Henin and his fleet left Amsterdam on October 5 and immediately hit a standstill in the midst of his attack. Gueux forces continually attacked Henin's fleet. Due to the Gueux's lack of heavily armed ships, instead of a frontal assault against the Spanish fleet, they had chosen to attempt to board, and if possible capture the Spanish ships. If capture was not possible, the boats would be destroyed. Trying to minimize their casualties against the heavier guns, the Gueux attempted to head straight for the Spanish ships. But during the battle, heavy winds hindered the Dutch's attempts greatly, as the winds prevented their ships from getting near to the Spanish ships, and thus halting their chance of boarding. With their main mode of attack thwarted, the Dutch fleet was no match for the Spanish guns, and suffered heavy losses.
It was not until October 11 that the wind turned and the Dutch could execute a surprise attack. During this attack, the Spanish flagship was boarded by the Dutch and during the course of the battle ran aground.
The rest of the Spanish fleet fled and Maximilien de Hénin-Liétard and his crew surrendered after the Dutch promised to spare their lives.

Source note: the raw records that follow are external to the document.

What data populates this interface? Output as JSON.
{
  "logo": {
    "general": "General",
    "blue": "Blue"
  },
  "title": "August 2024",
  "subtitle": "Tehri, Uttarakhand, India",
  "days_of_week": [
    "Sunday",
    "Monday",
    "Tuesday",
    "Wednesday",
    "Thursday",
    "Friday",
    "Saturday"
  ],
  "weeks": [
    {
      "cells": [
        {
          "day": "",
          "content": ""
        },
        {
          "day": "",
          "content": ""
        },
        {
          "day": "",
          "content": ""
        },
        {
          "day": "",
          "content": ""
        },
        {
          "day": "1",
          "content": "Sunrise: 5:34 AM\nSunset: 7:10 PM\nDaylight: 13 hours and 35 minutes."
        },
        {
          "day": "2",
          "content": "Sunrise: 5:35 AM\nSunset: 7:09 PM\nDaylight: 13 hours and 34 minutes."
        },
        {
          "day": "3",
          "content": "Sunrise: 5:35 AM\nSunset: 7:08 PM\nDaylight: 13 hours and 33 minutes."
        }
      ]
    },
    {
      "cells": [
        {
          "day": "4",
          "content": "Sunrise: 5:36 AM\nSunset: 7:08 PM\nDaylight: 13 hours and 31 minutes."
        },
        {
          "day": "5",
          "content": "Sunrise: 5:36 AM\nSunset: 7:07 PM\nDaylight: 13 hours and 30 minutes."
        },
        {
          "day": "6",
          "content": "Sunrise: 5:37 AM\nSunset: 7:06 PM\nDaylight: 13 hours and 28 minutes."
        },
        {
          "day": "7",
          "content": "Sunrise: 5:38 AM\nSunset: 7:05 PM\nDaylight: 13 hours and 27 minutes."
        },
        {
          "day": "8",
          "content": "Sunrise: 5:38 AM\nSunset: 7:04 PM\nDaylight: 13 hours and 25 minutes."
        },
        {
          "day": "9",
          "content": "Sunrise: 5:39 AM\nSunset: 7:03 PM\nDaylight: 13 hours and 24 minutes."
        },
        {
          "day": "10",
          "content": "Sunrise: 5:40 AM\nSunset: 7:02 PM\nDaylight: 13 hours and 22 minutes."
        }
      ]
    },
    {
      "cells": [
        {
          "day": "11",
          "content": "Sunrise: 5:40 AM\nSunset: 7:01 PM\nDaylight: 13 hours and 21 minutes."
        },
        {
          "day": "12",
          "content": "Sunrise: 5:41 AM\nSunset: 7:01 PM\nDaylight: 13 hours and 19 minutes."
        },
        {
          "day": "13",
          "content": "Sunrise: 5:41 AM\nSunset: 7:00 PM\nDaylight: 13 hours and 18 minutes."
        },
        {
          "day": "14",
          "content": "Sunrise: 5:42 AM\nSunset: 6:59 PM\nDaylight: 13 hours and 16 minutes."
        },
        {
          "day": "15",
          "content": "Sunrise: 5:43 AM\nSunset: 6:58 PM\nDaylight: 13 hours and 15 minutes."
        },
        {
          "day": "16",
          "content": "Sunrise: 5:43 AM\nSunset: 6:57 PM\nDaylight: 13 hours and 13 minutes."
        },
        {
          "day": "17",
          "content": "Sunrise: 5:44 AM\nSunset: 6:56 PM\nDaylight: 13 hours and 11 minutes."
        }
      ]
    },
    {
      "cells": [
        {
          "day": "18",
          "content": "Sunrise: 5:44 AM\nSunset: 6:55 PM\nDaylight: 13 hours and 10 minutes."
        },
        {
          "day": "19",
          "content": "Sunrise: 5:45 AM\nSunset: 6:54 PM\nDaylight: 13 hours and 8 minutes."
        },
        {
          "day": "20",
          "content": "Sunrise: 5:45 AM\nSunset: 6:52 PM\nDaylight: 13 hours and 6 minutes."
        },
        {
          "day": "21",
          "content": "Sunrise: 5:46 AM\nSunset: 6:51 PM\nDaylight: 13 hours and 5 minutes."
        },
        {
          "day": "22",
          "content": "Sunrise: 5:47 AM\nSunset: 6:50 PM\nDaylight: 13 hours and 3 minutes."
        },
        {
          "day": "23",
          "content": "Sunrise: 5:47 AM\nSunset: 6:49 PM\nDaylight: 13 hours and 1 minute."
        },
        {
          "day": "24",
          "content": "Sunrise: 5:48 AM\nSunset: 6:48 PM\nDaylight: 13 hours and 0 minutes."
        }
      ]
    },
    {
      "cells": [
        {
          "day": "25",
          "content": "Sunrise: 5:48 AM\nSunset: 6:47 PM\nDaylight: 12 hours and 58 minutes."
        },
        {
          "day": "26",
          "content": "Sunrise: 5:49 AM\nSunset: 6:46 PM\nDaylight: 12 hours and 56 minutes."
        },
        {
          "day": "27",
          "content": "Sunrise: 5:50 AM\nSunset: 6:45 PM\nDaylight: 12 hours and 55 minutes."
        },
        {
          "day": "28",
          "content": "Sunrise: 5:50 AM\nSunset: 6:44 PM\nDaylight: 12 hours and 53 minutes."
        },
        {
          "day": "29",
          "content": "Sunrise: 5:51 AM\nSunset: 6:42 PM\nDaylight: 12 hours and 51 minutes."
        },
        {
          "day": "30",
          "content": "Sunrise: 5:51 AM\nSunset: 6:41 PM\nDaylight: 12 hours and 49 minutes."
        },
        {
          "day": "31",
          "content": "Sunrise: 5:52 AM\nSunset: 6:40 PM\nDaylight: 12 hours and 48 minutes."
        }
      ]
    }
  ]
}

After this lost battle and the failed Siege of Alkmaar, Alva realized that the struggle to conquer North Holland was lost, and he abandoned Amsterdam and returned to Spain.
- Gawronski, Jerzy; van Holk, André; Schokkenbroek, Joost (September 25, 2017). Ships And Maritime Landscapes: Proceedings of the Thirteenth International Symposium on Boat and Ship Archaeology, Amsterdam 2012. Barkhuis. p. 78. ISBN 9492444291.
- Grant, R. G. (October 24, 2017). 1001 Battles That Changed the Course of History. Book Sales. p. 286. ISBN 0785835539.
- Duke, A. C. (December 6, 2012). Britain and the Netherlands: Volume VI War and Society Paper Delivered to the Sixth Anglo-Dutch Historical Conference. Springer Science & Business Media. p. 22. ISBN 9400996748.